This volume of Drawing From the Modern features works on paper from the mid-20th century. You’ll find examples by some of the art world’s biggest names, including Agnes Martin, Ellsworth Kelly, and Louise Bourgeois. This is a no-brainer if you’re seeking inspiration for your drawing practice.
By Frank Zöllner and Johannes Nathan
Wouldn’t it be nice to have access to the complete drawings and paintings from one of the art world’s GOATs? Of course, it would! Leonardo includes everything from this all-time great. Simply flip through it anytime you want to feel inspired.
By Thomas Pöpper
Michaelangelo left behind a venerable oeuvre. Included here are all of his graphic works, including figure drawings, architectural renderings, and sketches. Like all the books by this publisher (with who I work occasionally), the printing and design are top-notch, making it an excellent reference book for any artist.
By Christopher Lloyd
This is a small book (approximately 6 x 9 inches). Still, the reproductions are beautiful, allowing Edgar Degas’ body of work to be fully appreciated. This handy volume also includes plenty of biographical information about the Impressionist artist, focusing exclusively on his drawings and pastels.
By Jane Kallir and Ivan Vartanian
Before his untimely death at 28, Egon Schiele produced an impressive body of work, including the drawings and watercolors featured here. The human figure drawings, in particular, are sure to inspire. My only complaint is that the book is not larger so that we can appreciate the beautiful reproductions in more detail.
By Christopher Lloyd
The aptly titled Picasso and the Art of Drawing is a slam dunk for any budding artist. When you’re not flipping through it seeking inspiration, it will look fabulous on your coffee table or bookshelf. I really love this drawing art book because it shines a light on Picasso’s lesser-known works, which are just as brilliant as the paintings.
By Karl Zigrosser
If you struggle to conjure up emotion in your drawings, you may benefit by studying the work of Käthe Kollwitz. This book features prints and drawings of the renowned German artist who dedicated herself to portraying the downtrodden and disenfranchised.
By Jerry Saltz
This quick and easy read will help you achieve a better mindset. If you have imposter syndrome, fear of failure, or other confidence issues related to being an artist, How to Be an Artist will help. That’s why it is an essential art book drawing title for me, even though it speaks to the visual arts community as a whole.
By Austin Kleon
Another brilliant mindset book is Austin Kleon’s Steal Like an Artist. It’s an easy, breezy read that you can knock out on a plane trip or afternoon at the park. If you ever feel stuck or get overwhelmed by questions like “Who am I as an artist?” then you should definitely keep this book around to flip through when needed.
By Lisa Congdon
Lisa Congdon’s book is about finding your artistic voice—something every beginner artist struggles with. We all start by mimicking “the greats,” and developing your own style can be challenging.
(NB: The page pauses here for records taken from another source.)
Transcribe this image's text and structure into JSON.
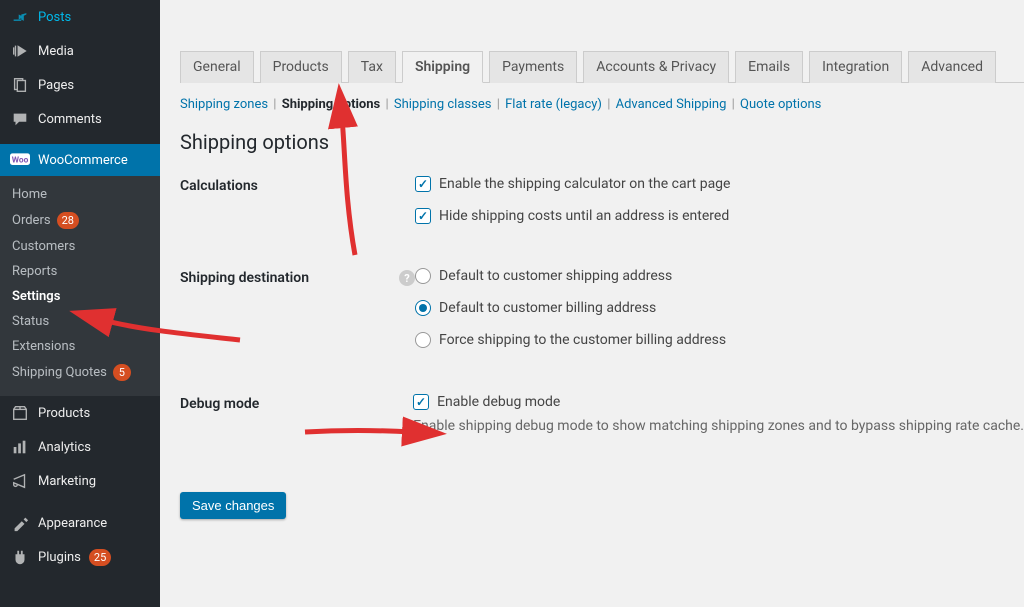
{
  "sidebar": {
    "top_items": [
      {
        "label": "Posts",
        "icon": "pin"
      },
      {
        "label": "Media",
        "icon": "media"
      },
      {
        "label": "Pages",
        "icon": "pages"
      },
      {
        "label": "Comments",
        "icon": "comment"
      }
    ],
    "woo_label": "WooCommerce",
    "woo_submenu": [
      {
        "label": "Home"
      },
      {
        "label": "Orders",
        "badge": "28"
      },
      {
        "label": "Customers"
      },
      {
        "label": "Reports"
      },
      {
        "label": "Settings",
        "active": true
      },
      {
        "label": "Status"
      },
      {
        "label": "Extensions"
      },
      {
        "label": "Shipping Quotes",
        "badge": "5"
      }
    ],
    "bottom_items": [
      {
        "label": "Products",
        "icon": "products"
      },
      {
        "label": "Analytics",
        "icon": "analytics"
      },
      {
        "label": "Marketing",
        "icon": "marketing"
      },
      {
        "label": "Appearance",
        "icon": "appearance"
      },
      {
        "label": "Plugins",
        "icon": "plugins",
        "badge": "25"
      }
    ]
  },
  "tabs": [
    {
      "label": "General"
    },
    {
      "label": "Products"
    },
    {
      "label": "Tax"
    },
    {
      "label": "Shipping",
      "active": true
    },
    {
      "label": "Payments"
    },
    {
      "label": "Accounts & Privacy"
    },
    {
      "label": "Emails"
    },
    {
      "label": "Integration"
    },
    {
      "label": "Advanced"
    }
  ],
  "subtabs": [
    {
      "label": "Shipping zones"
    },
    {
      "label": "Shipping options",
      "active": true
    },
    {
      "label": "Shipping classes"
    },
    {
      "label": "Flat rate (legacy)"
    },
    {
      "label": "Advanced Shipping"
    },
    {
      "label": "Quote options"
    }
  ],
  "section_title": "Shipping options",
  "calculations": {
    "label": "Calculations",
    "opt1": "Enable the shipping calculator on the cart page",
    "opt2": "Hide shipping costs until an address is entered"
  },
  "destination": {
    "label": "Shipping destination",
    "opt1": "Default to customer shipping address",
    "opt2": "Default to customer billing address",
    "opt3": "Force shipping to the customer billing address",
    "selected": 1
  },
  "debug": {
    "label": "Debug mode",
    "opt": "Enable debug mode",
    "desc": "Enable shipping debug mode to show matching shipping zones and to bypass shipping rate cache."
  },
  "save_label": "Save changes"
}
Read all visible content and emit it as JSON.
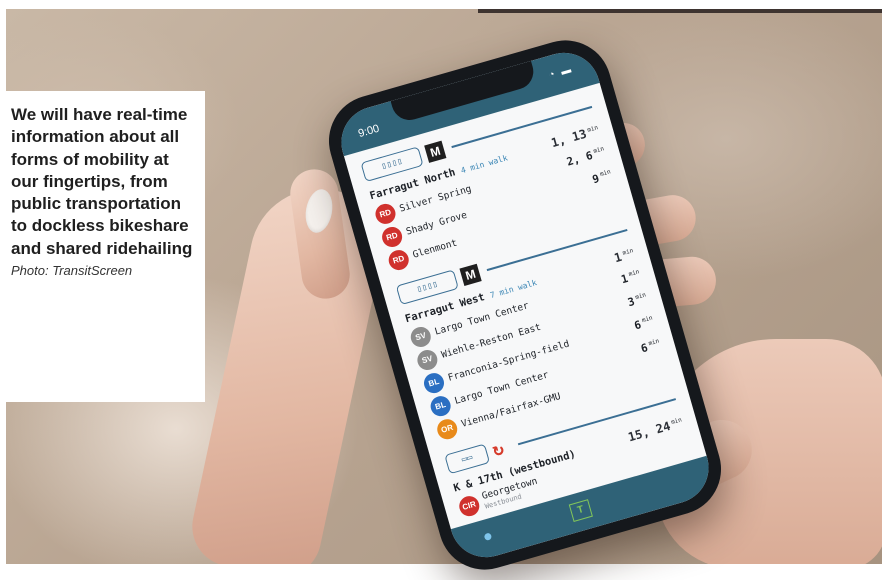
{
  "caption": {
    "text": "We will have real-time information about all forms of mobility at our fingertips, from public transportation to dockless bikeshare and shared ridehailing",
    "credit": "Photo: TransitScreen"
  },
  "phone": {
    "status_time": "9:00",
    "sections": [
      {
        "mode_icon": "metro-train-icon",
        "agency": "M",
        "stop": "Farragut North",
        "walk": "4 min walk",
        "stop_times": "1, 13",
        "min_label": "min",
        "routes": [
          {
            "badge": "RD",
            "color": "#d0312d",
            "dest": "Silver Spring",
            "sub": "",
            "mins": "2, 6"
          },
          {
            "badge": "RD",
            "color": "#d0312d",
            "dest": "Shady Grove",
            "sub": "",
            "mins": "9"
          },
          {
            "badge": "RD",
            "color": "#d0312d",
            "dest": "Glenmont",
            "sub": "",
            "mins": ""
          }
        ]
      },
      {
        "mode_icon": "metro-train-icon",
        "agency": "M",
        "stop": "Farragut West",
        "walk": "7 min walk",
        "stop_times": "1",
        "min_label": "min",
        "routes": [
          {
            "badge": "SV",
            "color": "#8c8c8c",
            "dest": "Largo Town Center",
            "sub": "",
            "mins": "1"
          },
          {
            "badge": "SV",
            "color": "#8c8c8c",
            "dest": "Wiehle-Reston East",
            "sub": "",
            "mins": "3"
          },
          {
            "badge": "BL",
            "color": "#2b6fc2",
            "dest": "Franconia-Spring-field",
            "sub": "",
            "mins": "6"
          },
          {
            "badge": "BL",
            "color": "#2b6fc2",
            "dest": "Largo Town Center",
            "sub": "",
            "mins": "6"
          },
          {
            "badge": "OR",
            "color": "#e88a1a",
            "dest": "Vienna/Fairfax-GMU",
            "sub": "",
            "mins": ""
          }
        ]
      },
      {
        "mode_icon": "bus-icon",
        "agency": "",
        "stop": "K & 17th (westbound)",
        "walk": "",
        "stop_times": "15, 24",
        "min_label": "min",
        "routes": [
          {
            "badge": "CIR",
            "color": "#d0312d",
            "dest": "Georgetown",
            "sub": "Westbound",
            "mins": ""
          }
        ]
      }
    ],
    "tab_t_label": "T"
  }
}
This charming book gives you a roadmap and confidence for finding your own unique vision.
By Magnus Resch
Many artists struggle with the business side of things, so if you have any ambition to be a professional artist, this book is a good primer. You’ll learn about the gallery world, how to find representation, and other valuable tips they don’t teach you in art school.
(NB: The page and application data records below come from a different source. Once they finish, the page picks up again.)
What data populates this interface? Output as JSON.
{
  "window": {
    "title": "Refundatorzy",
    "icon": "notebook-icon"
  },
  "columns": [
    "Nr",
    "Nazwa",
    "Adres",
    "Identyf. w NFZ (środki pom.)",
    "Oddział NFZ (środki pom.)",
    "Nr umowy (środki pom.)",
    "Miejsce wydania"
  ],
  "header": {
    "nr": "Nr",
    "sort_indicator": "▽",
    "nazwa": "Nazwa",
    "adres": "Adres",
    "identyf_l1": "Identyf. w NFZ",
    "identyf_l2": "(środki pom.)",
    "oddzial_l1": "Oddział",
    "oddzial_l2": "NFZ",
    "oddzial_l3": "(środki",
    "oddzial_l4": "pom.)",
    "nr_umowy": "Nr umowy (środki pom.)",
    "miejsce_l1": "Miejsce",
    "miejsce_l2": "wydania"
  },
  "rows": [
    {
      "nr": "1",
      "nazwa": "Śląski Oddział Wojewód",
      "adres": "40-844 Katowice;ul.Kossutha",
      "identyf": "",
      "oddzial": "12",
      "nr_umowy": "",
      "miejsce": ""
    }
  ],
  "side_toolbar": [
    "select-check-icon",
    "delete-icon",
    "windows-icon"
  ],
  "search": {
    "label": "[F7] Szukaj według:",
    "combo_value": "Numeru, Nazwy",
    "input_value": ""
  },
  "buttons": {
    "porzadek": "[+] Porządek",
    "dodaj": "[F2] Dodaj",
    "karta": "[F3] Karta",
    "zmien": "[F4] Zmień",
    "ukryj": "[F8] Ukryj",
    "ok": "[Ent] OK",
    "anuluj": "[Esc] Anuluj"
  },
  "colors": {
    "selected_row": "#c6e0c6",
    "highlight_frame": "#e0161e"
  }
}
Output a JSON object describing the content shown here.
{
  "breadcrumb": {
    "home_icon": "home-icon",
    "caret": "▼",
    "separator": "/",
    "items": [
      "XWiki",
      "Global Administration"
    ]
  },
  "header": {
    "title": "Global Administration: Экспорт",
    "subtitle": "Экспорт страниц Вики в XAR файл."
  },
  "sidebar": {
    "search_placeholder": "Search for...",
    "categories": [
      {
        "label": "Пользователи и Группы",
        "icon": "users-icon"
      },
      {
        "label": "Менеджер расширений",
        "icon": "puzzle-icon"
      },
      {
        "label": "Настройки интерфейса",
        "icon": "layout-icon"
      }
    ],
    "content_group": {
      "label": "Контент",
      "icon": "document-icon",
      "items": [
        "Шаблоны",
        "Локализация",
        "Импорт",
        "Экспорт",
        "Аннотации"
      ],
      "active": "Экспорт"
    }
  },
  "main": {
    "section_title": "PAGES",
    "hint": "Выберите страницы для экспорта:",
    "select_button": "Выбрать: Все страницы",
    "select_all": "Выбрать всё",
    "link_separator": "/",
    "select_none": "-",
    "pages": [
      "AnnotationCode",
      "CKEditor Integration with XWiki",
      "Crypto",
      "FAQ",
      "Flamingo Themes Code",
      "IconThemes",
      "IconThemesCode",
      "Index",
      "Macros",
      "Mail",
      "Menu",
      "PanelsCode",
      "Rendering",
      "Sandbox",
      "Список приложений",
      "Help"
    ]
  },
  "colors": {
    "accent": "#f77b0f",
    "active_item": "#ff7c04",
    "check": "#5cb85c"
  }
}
Sarah Urist Green is the host of the incredible PBS series The Art Assignment. In this book, she gives 50 prompts borrowed from artists geared towards sparking creativity. It is a valuable resource for beginners and more experienced artists alike.
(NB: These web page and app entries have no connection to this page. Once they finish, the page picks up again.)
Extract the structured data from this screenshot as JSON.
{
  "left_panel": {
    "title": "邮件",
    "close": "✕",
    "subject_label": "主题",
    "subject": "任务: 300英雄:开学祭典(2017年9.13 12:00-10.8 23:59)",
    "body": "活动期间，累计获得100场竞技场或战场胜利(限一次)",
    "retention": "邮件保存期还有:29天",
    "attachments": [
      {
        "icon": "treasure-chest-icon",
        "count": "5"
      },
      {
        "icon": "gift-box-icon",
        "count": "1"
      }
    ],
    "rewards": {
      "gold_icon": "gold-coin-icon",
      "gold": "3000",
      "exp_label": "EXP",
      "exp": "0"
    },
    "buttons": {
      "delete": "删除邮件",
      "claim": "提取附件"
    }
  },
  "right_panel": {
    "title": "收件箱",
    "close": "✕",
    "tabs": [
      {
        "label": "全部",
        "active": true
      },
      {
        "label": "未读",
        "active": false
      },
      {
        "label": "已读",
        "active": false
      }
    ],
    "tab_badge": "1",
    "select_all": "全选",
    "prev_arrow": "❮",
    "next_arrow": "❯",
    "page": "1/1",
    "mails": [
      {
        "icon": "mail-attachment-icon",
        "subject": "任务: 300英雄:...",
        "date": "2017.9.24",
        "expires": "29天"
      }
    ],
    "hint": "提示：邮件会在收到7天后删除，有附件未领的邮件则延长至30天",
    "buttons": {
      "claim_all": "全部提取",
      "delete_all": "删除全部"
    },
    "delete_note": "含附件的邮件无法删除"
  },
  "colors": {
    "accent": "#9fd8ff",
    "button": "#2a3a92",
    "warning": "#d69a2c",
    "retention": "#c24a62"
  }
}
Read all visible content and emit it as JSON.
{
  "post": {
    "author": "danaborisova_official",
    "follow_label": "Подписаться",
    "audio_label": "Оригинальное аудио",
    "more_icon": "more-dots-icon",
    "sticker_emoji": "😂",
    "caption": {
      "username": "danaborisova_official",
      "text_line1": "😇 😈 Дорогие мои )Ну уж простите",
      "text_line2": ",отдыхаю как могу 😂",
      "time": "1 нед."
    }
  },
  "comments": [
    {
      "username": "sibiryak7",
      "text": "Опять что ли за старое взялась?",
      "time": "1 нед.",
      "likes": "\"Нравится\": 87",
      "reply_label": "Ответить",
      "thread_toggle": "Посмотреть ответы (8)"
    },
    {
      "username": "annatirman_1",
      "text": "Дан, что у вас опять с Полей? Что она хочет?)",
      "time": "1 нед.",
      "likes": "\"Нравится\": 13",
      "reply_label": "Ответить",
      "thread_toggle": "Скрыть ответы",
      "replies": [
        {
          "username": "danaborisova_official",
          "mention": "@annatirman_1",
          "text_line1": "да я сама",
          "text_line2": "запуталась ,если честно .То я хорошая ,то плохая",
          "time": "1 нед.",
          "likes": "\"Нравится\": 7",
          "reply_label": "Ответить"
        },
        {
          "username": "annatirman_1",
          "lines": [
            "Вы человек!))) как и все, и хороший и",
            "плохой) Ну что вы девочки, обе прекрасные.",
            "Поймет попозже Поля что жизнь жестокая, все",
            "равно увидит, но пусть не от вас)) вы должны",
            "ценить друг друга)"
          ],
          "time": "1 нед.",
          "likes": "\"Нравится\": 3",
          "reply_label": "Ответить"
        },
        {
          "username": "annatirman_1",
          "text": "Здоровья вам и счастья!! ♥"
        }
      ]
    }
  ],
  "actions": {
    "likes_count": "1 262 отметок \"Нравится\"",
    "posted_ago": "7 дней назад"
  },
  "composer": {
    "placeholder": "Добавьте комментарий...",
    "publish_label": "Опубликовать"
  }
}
In conclusion, check out these books if you are interested in drawing better. Each is filled with beautiful illustrations and cool features that will help and inspire you to create your own masterpieces. Now, what are you waiting for? Get out your pencil and start drawing!
Maybe you’re interested in digital art instead? In that case, check out my guide on the best iPad for drawing or this list of ideas for Procreate. If you’re a beginner, this Procreate guide on using the color picker may be handy.